You can watch The Bedford show here in its entirety on The Bedford's Facebook Page. It should hopefully be added to the venue's YouTube page shortly too.
And so to Thursday night which saw three recent Glastonbury Festival confirmees together in a kind of pre-Green Futures celebratory night at the Bread and Roses pub in Clapham. First up was British-Spanish songstress Nadia Sheikh who will be appearing at the Festival with her band but tonight was playing a solo set, alternating between acoustic guitar and keyboard. She is a confident performer with a characterful, soulful twist to her voice, soft one moment yet able to rachet up the power at ease. Nadia is equally adept at setting up vocal and guitar loops and soon commanded an initially noisy room with her presence and strong suit of songs. Tonight’s included several unreleased tracks amid the familiar and a stand out for me was her sheer lyricism on the emotive "The Wire", shown below as a studio live recording.
Following Nadia’s set, our old friend Alex Hall took the stage with a slightly different set of songs to the previous evening’s selection with a welcome addition in the shape of the delightfully nostalgic and whimsical “Pterodactyl”, replete with a splendid trumpet solo. Alex will undoubtedly wow them at Glastonbury in June.
Photos of Nadia Sheikh and Andrew Maxwell Morris at Bread and Roses by Joseph Hitchcock

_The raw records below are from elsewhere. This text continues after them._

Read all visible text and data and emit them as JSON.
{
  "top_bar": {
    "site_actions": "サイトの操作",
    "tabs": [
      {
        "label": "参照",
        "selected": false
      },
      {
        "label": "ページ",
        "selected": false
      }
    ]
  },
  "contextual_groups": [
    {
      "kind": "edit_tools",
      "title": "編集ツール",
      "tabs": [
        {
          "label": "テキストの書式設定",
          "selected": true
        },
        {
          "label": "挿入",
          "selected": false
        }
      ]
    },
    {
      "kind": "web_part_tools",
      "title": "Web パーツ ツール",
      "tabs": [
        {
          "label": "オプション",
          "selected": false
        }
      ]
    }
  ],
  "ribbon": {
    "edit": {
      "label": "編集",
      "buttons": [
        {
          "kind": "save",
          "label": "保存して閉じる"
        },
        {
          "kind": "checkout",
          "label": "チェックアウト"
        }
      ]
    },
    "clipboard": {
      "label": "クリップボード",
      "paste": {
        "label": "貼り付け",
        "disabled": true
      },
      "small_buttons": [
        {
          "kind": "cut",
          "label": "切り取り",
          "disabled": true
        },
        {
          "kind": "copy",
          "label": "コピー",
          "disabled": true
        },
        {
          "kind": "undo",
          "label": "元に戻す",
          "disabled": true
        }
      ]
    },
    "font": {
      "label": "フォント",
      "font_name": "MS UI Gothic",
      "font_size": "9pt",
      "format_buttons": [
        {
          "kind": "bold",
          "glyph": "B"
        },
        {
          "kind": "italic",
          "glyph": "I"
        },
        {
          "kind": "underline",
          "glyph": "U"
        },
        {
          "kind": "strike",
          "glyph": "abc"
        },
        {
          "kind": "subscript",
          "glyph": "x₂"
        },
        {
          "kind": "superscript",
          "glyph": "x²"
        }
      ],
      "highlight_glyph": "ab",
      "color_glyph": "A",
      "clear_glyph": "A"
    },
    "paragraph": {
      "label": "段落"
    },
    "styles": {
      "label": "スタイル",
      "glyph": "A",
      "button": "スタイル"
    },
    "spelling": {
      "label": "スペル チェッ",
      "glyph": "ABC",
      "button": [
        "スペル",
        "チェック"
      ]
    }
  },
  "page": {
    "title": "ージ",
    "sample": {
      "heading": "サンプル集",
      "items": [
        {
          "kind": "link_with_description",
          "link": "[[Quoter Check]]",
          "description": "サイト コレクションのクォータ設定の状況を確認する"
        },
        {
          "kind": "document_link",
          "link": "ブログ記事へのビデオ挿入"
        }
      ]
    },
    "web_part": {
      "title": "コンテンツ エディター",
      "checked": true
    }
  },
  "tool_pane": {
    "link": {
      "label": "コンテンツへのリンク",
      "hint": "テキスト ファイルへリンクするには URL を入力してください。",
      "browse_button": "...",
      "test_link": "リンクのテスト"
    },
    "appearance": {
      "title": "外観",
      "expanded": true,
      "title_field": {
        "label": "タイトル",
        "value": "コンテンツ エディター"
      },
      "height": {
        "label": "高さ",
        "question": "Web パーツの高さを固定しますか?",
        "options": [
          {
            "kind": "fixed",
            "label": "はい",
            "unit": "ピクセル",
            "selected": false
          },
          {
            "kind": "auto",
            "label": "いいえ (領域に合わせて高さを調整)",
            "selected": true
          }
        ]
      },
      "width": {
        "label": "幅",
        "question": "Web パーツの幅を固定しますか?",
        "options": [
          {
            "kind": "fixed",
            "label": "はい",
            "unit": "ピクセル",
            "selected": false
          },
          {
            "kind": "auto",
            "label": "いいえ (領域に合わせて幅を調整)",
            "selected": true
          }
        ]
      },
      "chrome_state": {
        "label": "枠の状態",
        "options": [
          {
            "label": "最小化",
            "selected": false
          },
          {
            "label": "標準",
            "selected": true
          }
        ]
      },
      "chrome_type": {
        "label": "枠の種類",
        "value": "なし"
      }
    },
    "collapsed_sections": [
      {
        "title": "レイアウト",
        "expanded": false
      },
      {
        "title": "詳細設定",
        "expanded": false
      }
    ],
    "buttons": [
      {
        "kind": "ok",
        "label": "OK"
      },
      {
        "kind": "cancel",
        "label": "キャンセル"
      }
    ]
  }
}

While Nadia and Alex will be making their Glastonbury debuts this June, topping tonight’s Bread and Roses fare was festival regular, Andrew Maxwell Morris and his ace band featuring guitar, bass, keys and drums. A veteran of around ten Glastonburys to date, I have frequently remarked in reviews that this passionate and honest singer-songwriter would easily translate to one of the festival’s bigger stages. Andrew confessed that he hadn’t played live for well over two years but tonight’s set scarcely showed any rustiness. The band was tight and precise in its execution of three bright new songs bookended by cuts from Andrew’s earlier albums, from the earnest solo opener, “Dust”, to the heady Americana of the closing song, “Lost My Soul”, which has all the passion, immediacy and energy of his best work. I’ll leave you with the absorbing “Well Tread Roads”, a well-chosen homage to the life of a musician.
Back to last week’s Fifty3 Fridays now. Thank you to all those (Sid & Doris Rocker) who wrote in to say how much they loved hearing that weird and wonderful instrument the theremin featured in last week’s column and was I serious about the musical saw making a comeback. I am afraid this was something of a smokescreen but it does give me the excuse to dust off “Endlessly” by the wonderful Mercury Rev off one of the finest albums ever recorded, Deserter’s Songs. There you have it; probably my favourite song featuring a musical saw which imparts a kind of siren romantic shiver to the song in perfect accord with the melancholy of the lyrics. "And of all the stars above only one reminds her of leaving you again, endlessly."
Finally, from all the stars above to “A Million Other Suns”. We first met up with the dream pop duo of Chloe Little and James Taylor aka Wings of Desire in February via the thoughtful musings of the single, “Perfect World”. A few weeks later the pair made it through to the longlist of the Glastonbury Emerging Talent Competition 2022 with the euphoric “Choose A Life”. The duo’s latest release keeps up the good work and makes a fine closer to today’s action.
I STAND WITH UKRAINE